Presenting StuySquad 2022-2023

Stuyvesant hosted StuySquad 2022-2023, a showcase of Stuyvesant’s dance crews, in the Murray Khan theater on January 20.

Reading Time: 3 minutes

Cover Image
By Aditya Anand

Stuyvesant hosted StuySquad 2022-2023, an annual showcase of Stuyvesant’s dance crews, in the Murray Khan theater on January 20. The performance highlighted 11 of these crews: boys’ hip-hop, modern, Bollywood, step, girls’ K-pop, girls’ hip-hop, flow blanc, flow noire, Latin, C-pop, and co-ed K-pop. This year, StuySquad returned to being fully in-person after two years of performing virtually, and almost every seat was full—the biggest turnout in StuySquad history. Tickets were $7 each, and the proceeds of $4,000 will be donated to St. Jude Children’s Research Hospital.

Preparations for the show began with crew member selections. Following selections, members of the various dance crews practiced the choreography multiple times a week. This was a time-consuming process; choreographers in particular devoted significant time to practicing and developing a routine. “I go to school every day, and I come to the back of the first [floor] for practice up until 5:00 [p.m.] for pretty much every day of the week leading up to StuySquad.
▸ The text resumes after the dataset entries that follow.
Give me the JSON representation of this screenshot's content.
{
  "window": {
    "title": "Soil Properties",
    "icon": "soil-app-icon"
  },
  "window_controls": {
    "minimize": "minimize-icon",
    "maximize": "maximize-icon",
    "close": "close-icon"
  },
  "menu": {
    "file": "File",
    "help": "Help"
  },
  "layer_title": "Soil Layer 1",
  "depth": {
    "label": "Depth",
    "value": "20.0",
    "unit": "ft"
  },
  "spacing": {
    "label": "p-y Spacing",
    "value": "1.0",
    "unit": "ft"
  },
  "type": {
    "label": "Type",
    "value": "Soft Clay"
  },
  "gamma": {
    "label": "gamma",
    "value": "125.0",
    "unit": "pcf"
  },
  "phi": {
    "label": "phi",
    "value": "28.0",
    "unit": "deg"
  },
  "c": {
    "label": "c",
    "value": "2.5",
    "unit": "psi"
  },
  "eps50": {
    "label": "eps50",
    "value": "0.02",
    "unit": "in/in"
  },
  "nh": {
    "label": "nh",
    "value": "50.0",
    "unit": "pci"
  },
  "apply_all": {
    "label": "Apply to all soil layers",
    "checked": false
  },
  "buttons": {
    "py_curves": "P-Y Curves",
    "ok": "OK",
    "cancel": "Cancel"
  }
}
And it’s like continuous practice, [where] I also might practice a little bit at home if I have time,” freshman and flow blanc member Lina Zheng said.

A month before the show’s scheduled time, the date of the performance was changed to January 20, two weeks before the original date. As a result, members and directors of StuySquad dance crews had to prepare under a greater time constraint. “Since the show got pushed earlier, we were getting everyone to try to come to our prop practices so they could actually learn clean and perfected choreo. And because they had other commitments as well, it was really hard for them to balance their own time,” junior and flow director Karen Chen said.

The expedited show date also created organizational issues. “We were initially given the date of February 3, and that’s what we told our crews, but then [Coordinator of Student Affairs Matt] Polazzo figured that it may not be the best time to do it that late since SING! is starting around the same time,” senior and StuySquad co-president Sukanya Ferguson said. “We moved it up to January 20 [...] but everyone was already accustomed to the February 3 date, so the biggest [challenge] was getting everything done in that short amount of time.”

Despite the challenges, the members were ultimately able to finalize their choreographies and successfully perform onstage. “A lot of the crews did feel a bit rushed, but they all did it amazingly and were able to pull through. [The deadline] had everyone stressing out because we had less time to prepare, but it still went out like a bang. I think this is one of our biggest StuySquad [performances] yet,” Ferguson said.

While the final product might not have exactly met the organizers’ expectations, many audience members thoroughly enjoyed the show. “It was a lot cooler than I expected,” sophomore Andrea Wang said. “The dances were all really good [...], the lighting was surprisingly good […] and the MCs did a good job of riling everyone up.”

Moreover, for many StuySquad members, performing in front of an in-person audience was incomparable to any other experience. “The live audience made it very different from any of the rehearsals we did,” senior and Latin member Oliver Hollmann said. “It added the adrenaline rush that you get from doing something in front of people.”

While the StuySquad season only lasts a few months, many participants created new bonds that will last beyond the performance. “You get to meet really cool people and join this close-knit community,” Chen said. “We have really cool events for flow, especially after StuySquad where we have a lot of bonding activities and [team] lunch and dinners.”

The outcome of the live performance assured members that their hard work paid off. “My favorite part of this season was easily working with some new kids,” senior and Bollywood director Anjini Katari said. “When given the option between harder and easier choreo, everyone wanted the harder one and worked and practiced for it. [...] I’m a perfectionist, especially when it comes to dance, but looking at how the crew did, I wouldn’t change a thing. Everyone exceeded my expectations.”

Though directing and participating in StuySquad was a time-consuming process, performers still found the process incredibly rewarding. “My experience overall was really good even though it was an emotional roller coaster, with people dropping out and having a lot in my workload,” junior and Bollywood assistant director Mehruba Tithi said. “[Changing] from being a member to an assistant director was really stressful at first, but I had so much fun, and all the work that we did paid off in the best way possible.”

With the end of StuySquad 2022-2023, leadership encourages students of all grades to join the community in future performances. “I highly recommend everyone to join [any] crew in general, really, because the feeling of being on stage is unmatched,” Tithi said. “I think that’s something that every single Stuy student should experience once in their Stuyvesant lifetime.”